Stored data:
-- Opening Marker --

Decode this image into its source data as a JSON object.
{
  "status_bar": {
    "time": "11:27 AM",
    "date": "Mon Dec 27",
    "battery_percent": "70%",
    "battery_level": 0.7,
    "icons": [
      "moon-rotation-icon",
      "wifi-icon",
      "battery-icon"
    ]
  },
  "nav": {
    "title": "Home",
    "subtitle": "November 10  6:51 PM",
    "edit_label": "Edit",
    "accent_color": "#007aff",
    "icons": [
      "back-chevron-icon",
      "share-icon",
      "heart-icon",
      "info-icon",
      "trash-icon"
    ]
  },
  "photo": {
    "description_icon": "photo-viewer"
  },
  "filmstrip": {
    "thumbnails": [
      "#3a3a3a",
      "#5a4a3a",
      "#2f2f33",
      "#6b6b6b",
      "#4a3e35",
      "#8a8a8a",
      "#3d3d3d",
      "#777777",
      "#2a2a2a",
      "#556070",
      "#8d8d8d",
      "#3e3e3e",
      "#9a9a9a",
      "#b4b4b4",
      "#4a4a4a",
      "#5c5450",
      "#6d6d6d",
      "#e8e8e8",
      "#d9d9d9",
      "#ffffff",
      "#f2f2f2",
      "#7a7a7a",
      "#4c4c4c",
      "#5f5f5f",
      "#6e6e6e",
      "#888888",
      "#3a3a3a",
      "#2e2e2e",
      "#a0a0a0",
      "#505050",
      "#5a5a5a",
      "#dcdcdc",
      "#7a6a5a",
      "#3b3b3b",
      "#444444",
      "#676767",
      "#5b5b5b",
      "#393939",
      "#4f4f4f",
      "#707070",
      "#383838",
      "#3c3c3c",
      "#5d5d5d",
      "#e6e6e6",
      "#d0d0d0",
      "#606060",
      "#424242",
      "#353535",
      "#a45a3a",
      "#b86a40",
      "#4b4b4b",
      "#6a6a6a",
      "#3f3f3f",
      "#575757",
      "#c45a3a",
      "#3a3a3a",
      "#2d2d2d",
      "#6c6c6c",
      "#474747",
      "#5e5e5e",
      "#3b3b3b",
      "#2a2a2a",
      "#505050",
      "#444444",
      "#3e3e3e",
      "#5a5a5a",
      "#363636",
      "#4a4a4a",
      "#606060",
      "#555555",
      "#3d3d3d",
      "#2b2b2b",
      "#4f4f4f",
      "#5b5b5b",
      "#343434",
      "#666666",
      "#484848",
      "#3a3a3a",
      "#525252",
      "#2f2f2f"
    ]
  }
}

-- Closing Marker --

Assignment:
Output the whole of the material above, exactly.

Finished exercise:
Decode this image into its source data as a JSON object.
{
  "status_bar": {
    "time": "11:27 AM",
    "date": "Mon Dec 27",
    "battery_percent": "70%",
    "battery_level": 0.7,
    "icons": [
      "moon-rotation-icon",
      "wifi-icon",
      "battery-icon"
    ]
  },
  "nav": {
    "title": "Home",
    "subtitle": "November 10  6:51 PM",
    "edit_label": "Edit",
    "accent_color": "#007aff",
    "icons": [
      "back-chevron-icon",
      "share-icon",
      "heart-icon",
      "info-icon",
      "trash-icon"
    ]
  },
  "photo": {
    "description_icon": "photo-viewer"
  },
  "filmstrip": {
    "thumbnails": [
      "#3a3a3a",
      "#5a4a3a",
      "#2f2f33",
      "#6b6b6b",
      "#4a3e35",
      "#8a8a8a",
      "#3d3d3d",
      "#777777",
      "#2a2a2a",
      "#556070",
      "#8d8d8d",
      "#3e3e3e",
      "#9a9a9a",
      "#b4b4b4",
      "#4a4a4a",
      "#5c5450",
      "#6d6d6d",
      "#e8e8e8",
      "#d9d9d9",
      "#ffffff",
      "#f2f2f2",
      "#7a7a7a",
      "#4c4c4c",
      "#5f5f5f",
      "#6e6e6e",
      "#888888",
      "#3a3a3a",
      "#2e2e2e",
      "#a0a0a0",
      "#505050",
      "#5a5a5a",
      "#dcdcdc",
      "#7a6a5a",
      "#3b3b3b",
      "#444444",
      "#676767",
      "#5b5b5b",
      "#393939",
      "#4f4f4f",
      "#707070",
      "#383838",
      "#3c3c3c",
      "#5d5d5d",
      "#e6e6e6",
      "#d0d0d0",
      "#606060",
      "#424242",
      "#353535",
      "#a45a3a",
      "#b86a40",
      "#4b4b4b",
      "#6a6a6a",
      "#3f3f3f",
      "#575757",
      "#c45a3a",
      "#3a3a3a",
      "#2d2d2d",
      "#6c6c6c",
      "#474747",
      "#5e5e5e",
      "#3b3b3b",
      "#2a2a2a",
      "#505050",
      "#444444",
      "#3e3e3e",
      "#5a5a5a",
      "#363636",
      "#4a4a4a",
      "#606060",
      "#555555",
      "#3d3d3d",
      "#2b2b2b",
      "#4f4f4f",
      "#5b5b5b",
      "#343434",
      "#666666",
      "#484848",
      "#3a3a3a",
      "#525252",
      "#2f2f2f"
    ]
  }
}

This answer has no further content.